(Component data from apps and pages)
_ _ _ _
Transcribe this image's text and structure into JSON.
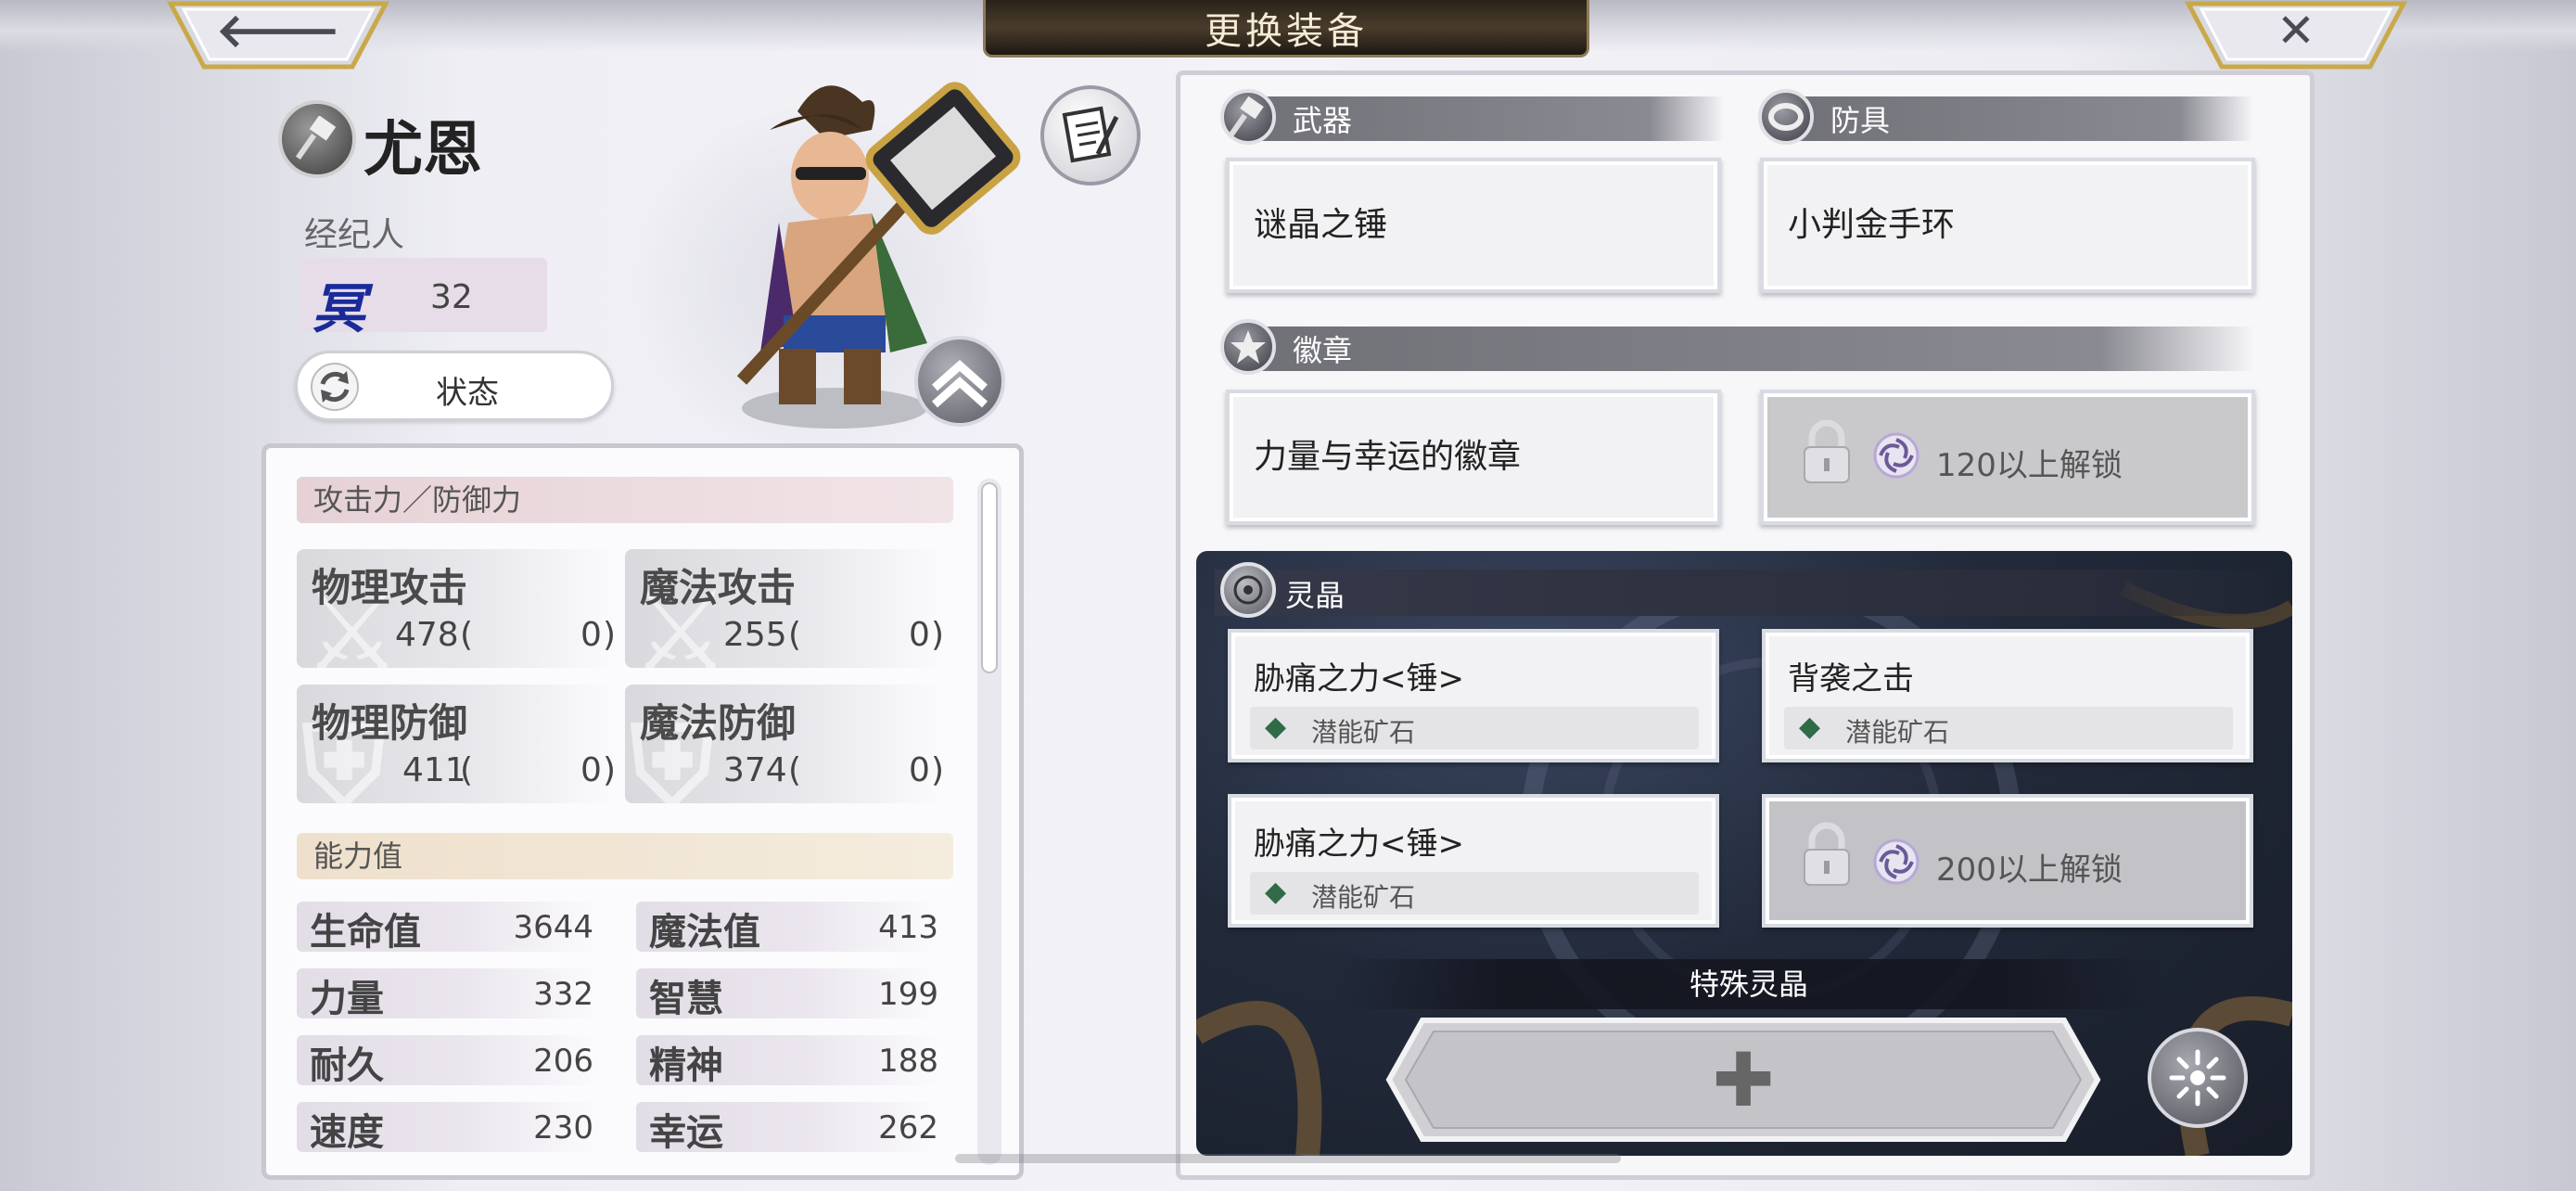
{
  "header": {
    "title": "更换装备",
    "back_glyph": "🡐",
    "close_glyph": "✕"
  },
  "character": {
    "name": "尤恩",
    "agent_label": "经纪人",
    "agent_glyph": "冥",
    "agent_level": "32",
    "status_button": "状态"
  },
  "stats": {
    "attack_defense_header": "攻击力／防御力",
    "combat": [
      {
        "name": "物理攻击",
        "value": "478",
        "bonus": "0"
      },
      {
        "name": "魔法攻击",
        "value": "255",
        "bonus": "0"
      },
      {
        "name": "物理防御",
        "value": "411",
        "bonus": "0"
      },
      {
        "name": "魔法防御",
        "value": "374",
        "bonus": "0"
      }
    ],
    "ability_header": "能力值",
    "abilities": [
      {
        "name": "生命值",
        "value": "3644"
      },
      {
        "name": "魔法值",
        "value": "413"
      },
      {
        "name": "力量",
        "value": "332"
      },
      {
        "name": "智慧",
        "value": "199"
      },
      {
        "name": "耐久",
        "value": "206"
      },
      {
        "name": "精神",
        "value": "188"
      },
      {
        "name": "速度",
        "value": "230"
      },
      {
        "name": "幸运",
        "value": "262"
      }
    ]
  },
  "equipment": {
    "weapon_label": "武器",
    "weapon": "谜晶之锤",
    "armor_label": "防具",
    "armor": "小判金手环",
    "badge_label": "徽章",
    "badge": "力量与幸运的徽章",
    "badge_locked": "120以上解锁"
  },
  "crystals": {
    "label": "灵晶",
    "slots": [
      {
        "name": "胁痛之力<锤>",
        "sub": "潜能矿石"
      },
      {
        "name": "背袭之击",
        "sub": "潜能矿石"
      },
      {
        "name": "胁痛之力<锤>",
        "sub": "潜能矿石"
      }
    ],
    "locked": "200以上解锁",
    "special_label": "特殊灵晶",
    "add_glyph": "✚"
  }
}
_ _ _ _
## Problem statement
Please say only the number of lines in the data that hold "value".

## Task answer
12